The Babysitters Club books made me a reader for life so those pages overflow with memories. My best friend rode her bicycle to my house almost daily so we could swap them. Our summers wouldn’t have been the same without the girls from Stonybrook.

No story stole my heart like The Lion, The Witch and The Wardrobe though. I didn’t just read the book; I felt it. I shivered at the snow, even though it only fell within the pages. I still remember the zing in my chest when Mr. Beaver said, so hushed and hopeful, “Aslan is on the move.” My mom read it to me first. Then I read it for myself. I became so obsessed with Narnia that I packed my favorite books into a lunchbox and fell asleep in my closet, confident I’d wake up there. My brother will never let me forget that fact. (Though I’m still not convinced it was a bad idea.) Those are all sweet memories.

But Narnia holds bittersweet memories, too; Narnia was my hiding place.

I was born with a brittle bone disease that caused a few dark days. Compared to an otherwise awesome childhood, the bad days were few. But they were still significant. I broke my legs often, seemingly for no reason. And in some of the harder moments – through the pain of having the bone set again, during months of restricted movement and physical therapy – I closed my eyes, and imagined I was in Narnia.

I imagined what Aslan’s fur would feel like between my fingers.

I imagined what his roar would feel like in my chest, if it was my roar. The story was fictional, but the courage I found in the pages was real. I learned that I didn’t have to be physically strong to have a big adventure. Only in looking back have I realized the weight of that kind of book-magic. Even in less painful situations, I’ve opened the book to remember that I’m braver than I think I am. I’ve closed my eyes and imagined the roar of a faithful lion; rattling my bones, steadying my heart.

If you shake my favorite books, memories will come tumbling loose.

Memories of how stories connect me to people I love…of how words on a page made me more empathetic and aware of the world around me. And once upon a time, not so long ago, some of these books helped me find my courage. They still do.

Once a queen in Narnia, always a queen in Narnia.

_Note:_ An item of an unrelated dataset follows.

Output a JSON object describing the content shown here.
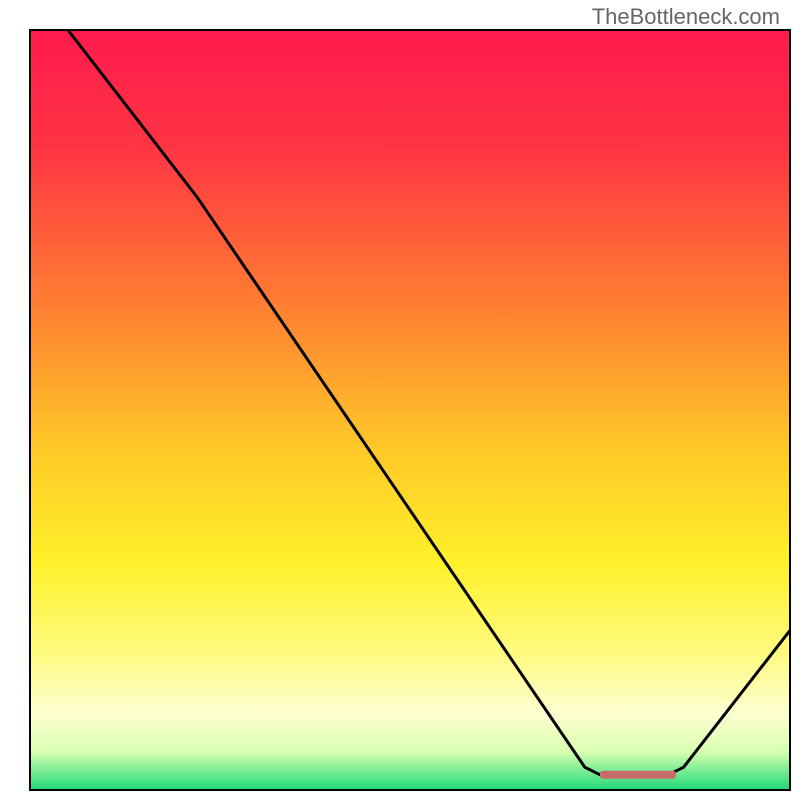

snicker of magicNatalie Lloyd lives in Chattanooga, Tennessee. She collects old books, listens to bluegrass music, and loves exploring quirky mountain towns with her dog, Biscuit. A Snicker of Magic is her first novel.